▸ Work to complete:
Across the whole listing, how many lines hold the word "username"? Reply with the number by itself.
# # #
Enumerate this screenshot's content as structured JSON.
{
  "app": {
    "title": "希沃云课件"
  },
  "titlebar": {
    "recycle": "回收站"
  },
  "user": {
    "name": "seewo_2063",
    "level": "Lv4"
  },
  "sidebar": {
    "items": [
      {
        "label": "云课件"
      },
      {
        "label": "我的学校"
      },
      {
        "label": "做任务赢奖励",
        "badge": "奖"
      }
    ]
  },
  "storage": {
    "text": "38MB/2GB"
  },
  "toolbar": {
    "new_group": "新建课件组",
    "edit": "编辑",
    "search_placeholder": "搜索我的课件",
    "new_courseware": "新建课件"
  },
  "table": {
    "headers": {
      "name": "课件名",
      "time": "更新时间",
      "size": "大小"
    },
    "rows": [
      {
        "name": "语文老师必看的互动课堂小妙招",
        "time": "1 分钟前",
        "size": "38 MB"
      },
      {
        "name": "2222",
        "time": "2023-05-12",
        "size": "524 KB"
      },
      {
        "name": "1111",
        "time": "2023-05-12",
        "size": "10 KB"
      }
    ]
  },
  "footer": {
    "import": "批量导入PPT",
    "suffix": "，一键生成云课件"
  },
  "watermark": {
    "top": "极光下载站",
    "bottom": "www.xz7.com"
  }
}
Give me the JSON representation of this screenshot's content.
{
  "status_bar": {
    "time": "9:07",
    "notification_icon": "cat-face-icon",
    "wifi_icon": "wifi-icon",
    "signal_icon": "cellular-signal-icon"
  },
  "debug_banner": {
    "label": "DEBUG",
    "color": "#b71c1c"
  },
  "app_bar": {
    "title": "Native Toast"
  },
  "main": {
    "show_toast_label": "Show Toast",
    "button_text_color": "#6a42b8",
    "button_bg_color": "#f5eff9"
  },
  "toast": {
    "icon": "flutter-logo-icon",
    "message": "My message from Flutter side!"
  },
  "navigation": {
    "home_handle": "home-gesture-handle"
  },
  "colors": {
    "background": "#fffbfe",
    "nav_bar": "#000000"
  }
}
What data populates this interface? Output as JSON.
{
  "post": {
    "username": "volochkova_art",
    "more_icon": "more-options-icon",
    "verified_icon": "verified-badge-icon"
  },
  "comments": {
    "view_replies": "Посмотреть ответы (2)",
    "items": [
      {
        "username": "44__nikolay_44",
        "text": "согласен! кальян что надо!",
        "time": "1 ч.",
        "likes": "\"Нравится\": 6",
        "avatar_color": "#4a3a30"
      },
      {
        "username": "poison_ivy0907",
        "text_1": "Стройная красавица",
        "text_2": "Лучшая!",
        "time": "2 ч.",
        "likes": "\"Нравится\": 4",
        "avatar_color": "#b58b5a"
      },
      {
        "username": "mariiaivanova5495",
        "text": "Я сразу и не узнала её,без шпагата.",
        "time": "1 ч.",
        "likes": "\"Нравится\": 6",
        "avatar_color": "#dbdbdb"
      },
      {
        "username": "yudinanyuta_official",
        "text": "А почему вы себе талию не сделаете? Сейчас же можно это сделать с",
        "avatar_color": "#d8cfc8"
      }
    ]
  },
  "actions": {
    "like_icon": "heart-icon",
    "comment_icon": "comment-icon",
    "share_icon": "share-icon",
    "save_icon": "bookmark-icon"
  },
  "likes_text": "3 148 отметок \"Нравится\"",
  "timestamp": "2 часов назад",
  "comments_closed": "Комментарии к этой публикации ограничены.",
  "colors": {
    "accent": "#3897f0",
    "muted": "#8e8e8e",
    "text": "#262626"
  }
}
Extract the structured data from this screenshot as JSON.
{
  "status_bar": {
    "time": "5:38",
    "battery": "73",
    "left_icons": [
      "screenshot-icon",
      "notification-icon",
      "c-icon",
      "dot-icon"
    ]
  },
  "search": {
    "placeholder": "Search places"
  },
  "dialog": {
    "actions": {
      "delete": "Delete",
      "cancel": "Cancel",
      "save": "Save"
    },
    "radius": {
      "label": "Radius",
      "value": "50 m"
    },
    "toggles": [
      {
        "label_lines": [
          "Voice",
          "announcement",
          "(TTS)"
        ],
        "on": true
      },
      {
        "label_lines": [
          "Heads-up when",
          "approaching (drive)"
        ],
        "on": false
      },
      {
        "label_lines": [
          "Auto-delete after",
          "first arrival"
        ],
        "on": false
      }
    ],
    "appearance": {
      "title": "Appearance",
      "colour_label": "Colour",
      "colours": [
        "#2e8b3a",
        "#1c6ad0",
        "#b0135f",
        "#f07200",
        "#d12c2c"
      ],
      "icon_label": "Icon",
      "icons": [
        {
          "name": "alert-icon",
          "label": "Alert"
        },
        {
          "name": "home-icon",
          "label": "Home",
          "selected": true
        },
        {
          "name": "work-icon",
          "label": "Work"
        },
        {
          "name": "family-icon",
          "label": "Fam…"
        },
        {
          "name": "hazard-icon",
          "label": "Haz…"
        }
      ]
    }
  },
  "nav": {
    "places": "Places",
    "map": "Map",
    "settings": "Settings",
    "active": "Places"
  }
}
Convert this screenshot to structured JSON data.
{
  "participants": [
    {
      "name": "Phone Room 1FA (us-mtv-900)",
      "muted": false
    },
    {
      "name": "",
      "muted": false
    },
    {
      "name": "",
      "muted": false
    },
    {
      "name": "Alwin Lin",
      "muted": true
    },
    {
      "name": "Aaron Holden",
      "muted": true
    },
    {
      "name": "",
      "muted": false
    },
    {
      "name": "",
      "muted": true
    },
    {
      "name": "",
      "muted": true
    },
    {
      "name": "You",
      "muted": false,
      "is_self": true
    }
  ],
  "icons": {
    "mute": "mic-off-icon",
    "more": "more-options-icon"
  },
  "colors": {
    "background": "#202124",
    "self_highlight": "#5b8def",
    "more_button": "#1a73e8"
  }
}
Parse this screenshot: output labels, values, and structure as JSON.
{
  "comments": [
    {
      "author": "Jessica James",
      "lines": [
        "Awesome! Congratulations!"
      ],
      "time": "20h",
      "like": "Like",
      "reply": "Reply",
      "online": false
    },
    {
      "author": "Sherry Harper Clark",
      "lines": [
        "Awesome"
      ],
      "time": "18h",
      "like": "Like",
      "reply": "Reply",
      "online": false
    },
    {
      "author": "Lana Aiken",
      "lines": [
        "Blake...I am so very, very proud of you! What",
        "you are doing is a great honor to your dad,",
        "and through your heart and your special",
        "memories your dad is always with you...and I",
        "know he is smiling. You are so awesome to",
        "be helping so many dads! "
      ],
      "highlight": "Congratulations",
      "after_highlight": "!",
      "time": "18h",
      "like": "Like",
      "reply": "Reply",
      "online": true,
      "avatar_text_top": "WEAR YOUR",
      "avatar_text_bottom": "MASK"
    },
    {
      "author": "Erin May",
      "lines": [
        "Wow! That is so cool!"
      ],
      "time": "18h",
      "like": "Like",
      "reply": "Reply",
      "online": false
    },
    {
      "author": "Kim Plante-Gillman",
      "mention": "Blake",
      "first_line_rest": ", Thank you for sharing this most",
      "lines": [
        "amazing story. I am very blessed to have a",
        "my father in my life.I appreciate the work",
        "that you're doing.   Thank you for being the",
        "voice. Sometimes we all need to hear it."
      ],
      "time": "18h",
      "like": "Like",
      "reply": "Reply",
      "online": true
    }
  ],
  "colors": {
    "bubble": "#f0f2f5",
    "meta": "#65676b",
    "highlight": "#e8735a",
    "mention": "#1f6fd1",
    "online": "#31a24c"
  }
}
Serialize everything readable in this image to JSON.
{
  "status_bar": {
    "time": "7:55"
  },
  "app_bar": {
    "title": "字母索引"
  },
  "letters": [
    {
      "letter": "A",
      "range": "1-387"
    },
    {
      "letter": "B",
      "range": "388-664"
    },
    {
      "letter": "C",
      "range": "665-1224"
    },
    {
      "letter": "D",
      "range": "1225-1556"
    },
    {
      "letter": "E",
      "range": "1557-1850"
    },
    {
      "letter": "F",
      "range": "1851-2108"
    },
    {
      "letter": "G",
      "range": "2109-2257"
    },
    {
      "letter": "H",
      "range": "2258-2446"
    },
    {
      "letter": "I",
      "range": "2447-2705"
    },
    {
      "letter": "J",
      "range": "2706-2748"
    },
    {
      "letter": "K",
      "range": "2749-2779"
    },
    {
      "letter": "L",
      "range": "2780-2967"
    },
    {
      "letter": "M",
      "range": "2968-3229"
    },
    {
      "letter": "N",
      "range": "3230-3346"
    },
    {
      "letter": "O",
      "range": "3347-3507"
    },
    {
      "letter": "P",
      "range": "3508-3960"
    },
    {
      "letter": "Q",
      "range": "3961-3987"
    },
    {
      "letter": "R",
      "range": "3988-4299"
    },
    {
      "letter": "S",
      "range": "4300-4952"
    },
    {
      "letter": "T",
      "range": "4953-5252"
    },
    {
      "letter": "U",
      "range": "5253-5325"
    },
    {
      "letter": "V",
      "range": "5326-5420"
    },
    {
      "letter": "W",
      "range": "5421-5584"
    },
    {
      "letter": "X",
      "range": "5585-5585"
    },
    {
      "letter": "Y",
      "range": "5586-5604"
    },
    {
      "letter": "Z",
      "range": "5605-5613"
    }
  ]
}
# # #
▸ Solution:
5